What to work on: Which lines of the data contain the string "JSON"? Show each of them.

Information shown:
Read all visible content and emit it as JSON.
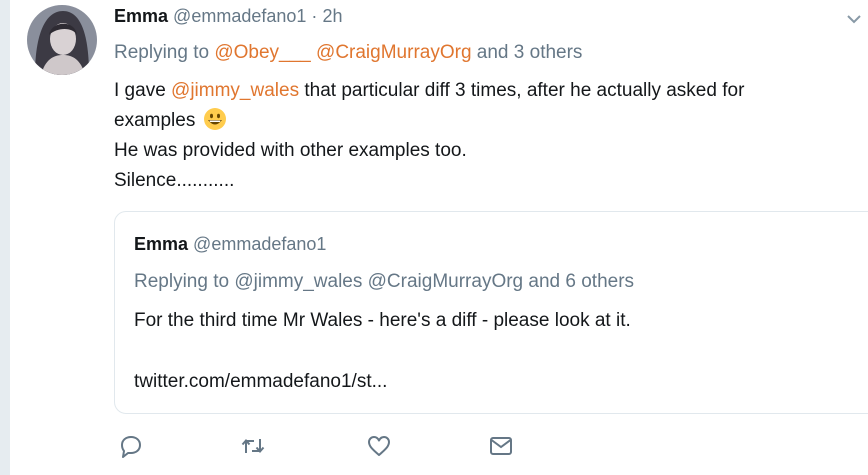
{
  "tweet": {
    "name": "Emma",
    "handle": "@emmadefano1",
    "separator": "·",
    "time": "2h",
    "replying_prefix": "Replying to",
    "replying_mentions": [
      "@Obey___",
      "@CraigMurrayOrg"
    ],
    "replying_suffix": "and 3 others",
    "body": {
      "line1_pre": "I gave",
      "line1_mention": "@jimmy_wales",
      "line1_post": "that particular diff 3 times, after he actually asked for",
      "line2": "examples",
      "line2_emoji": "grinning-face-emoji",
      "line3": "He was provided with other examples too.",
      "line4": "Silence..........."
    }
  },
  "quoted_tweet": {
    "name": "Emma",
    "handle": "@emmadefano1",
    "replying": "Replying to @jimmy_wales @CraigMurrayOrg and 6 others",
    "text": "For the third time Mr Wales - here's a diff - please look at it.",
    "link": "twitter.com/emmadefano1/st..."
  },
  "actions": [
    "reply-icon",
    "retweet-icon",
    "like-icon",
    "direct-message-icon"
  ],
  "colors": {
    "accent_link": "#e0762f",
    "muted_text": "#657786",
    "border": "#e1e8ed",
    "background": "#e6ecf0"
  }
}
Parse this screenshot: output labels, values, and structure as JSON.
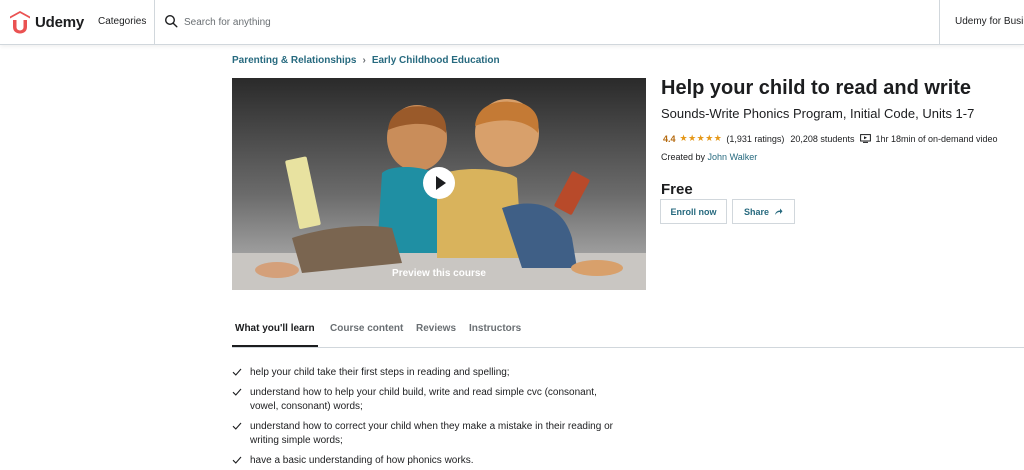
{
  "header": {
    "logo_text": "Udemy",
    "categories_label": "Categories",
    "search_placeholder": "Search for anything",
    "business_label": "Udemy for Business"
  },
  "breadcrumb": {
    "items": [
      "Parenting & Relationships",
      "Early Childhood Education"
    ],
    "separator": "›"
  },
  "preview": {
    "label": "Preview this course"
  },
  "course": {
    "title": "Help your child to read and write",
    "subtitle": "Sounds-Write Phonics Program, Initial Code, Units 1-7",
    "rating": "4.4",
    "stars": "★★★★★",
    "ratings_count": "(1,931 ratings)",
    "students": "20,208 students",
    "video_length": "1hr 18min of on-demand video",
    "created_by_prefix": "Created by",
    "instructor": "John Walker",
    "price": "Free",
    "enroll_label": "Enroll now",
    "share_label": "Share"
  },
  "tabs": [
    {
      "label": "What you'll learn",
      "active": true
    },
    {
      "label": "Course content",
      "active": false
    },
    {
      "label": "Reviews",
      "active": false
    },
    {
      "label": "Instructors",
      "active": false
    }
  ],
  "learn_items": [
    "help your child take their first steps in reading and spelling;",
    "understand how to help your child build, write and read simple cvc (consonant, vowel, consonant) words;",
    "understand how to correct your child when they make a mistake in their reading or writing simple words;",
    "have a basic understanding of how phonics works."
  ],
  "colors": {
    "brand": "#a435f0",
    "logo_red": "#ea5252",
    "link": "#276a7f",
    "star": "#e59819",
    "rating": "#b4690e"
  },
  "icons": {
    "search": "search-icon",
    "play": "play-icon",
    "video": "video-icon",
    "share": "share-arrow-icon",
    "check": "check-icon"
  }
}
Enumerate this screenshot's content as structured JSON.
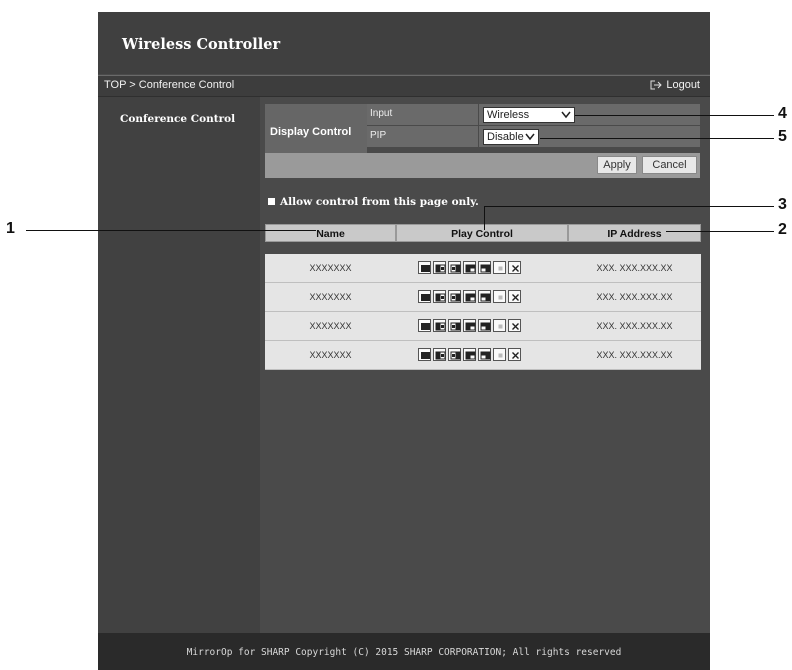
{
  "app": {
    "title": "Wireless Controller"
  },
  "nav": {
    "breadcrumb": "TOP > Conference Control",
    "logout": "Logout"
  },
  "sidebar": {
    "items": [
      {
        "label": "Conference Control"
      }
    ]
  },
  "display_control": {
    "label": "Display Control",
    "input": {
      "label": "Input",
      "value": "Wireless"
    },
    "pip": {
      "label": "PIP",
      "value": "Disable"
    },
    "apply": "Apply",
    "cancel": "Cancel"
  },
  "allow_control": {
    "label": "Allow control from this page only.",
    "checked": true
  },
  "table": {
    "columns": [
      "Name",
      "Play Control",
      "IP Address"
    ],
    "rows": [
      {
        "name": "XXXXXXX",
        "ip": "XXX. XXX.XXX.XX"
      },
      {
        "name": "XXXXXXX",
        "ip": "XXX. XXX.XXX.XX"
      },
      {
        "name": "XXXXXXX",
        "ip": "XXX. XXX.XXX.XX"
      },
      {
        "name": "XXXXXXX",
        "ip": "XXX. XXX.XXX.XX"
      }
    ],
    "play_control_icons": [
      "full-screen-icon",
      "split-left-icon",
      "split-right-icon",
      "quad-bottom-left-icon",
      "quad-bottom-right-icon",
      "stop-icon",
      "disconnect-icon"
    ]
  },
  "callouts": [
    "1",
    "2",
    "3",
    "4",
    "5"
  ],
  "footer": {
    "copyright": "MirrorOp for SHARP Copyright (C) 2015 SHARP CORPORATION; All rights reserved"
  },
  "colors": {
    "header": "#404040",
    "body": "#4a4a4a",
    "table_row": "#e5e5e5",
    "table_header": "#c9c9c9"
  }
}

Solution:
Read all visible content and emit it as JSON.
Parse this screenshot: output labels, values, and structure as JSON.
Enumerate this screenshot's content as structured JSON.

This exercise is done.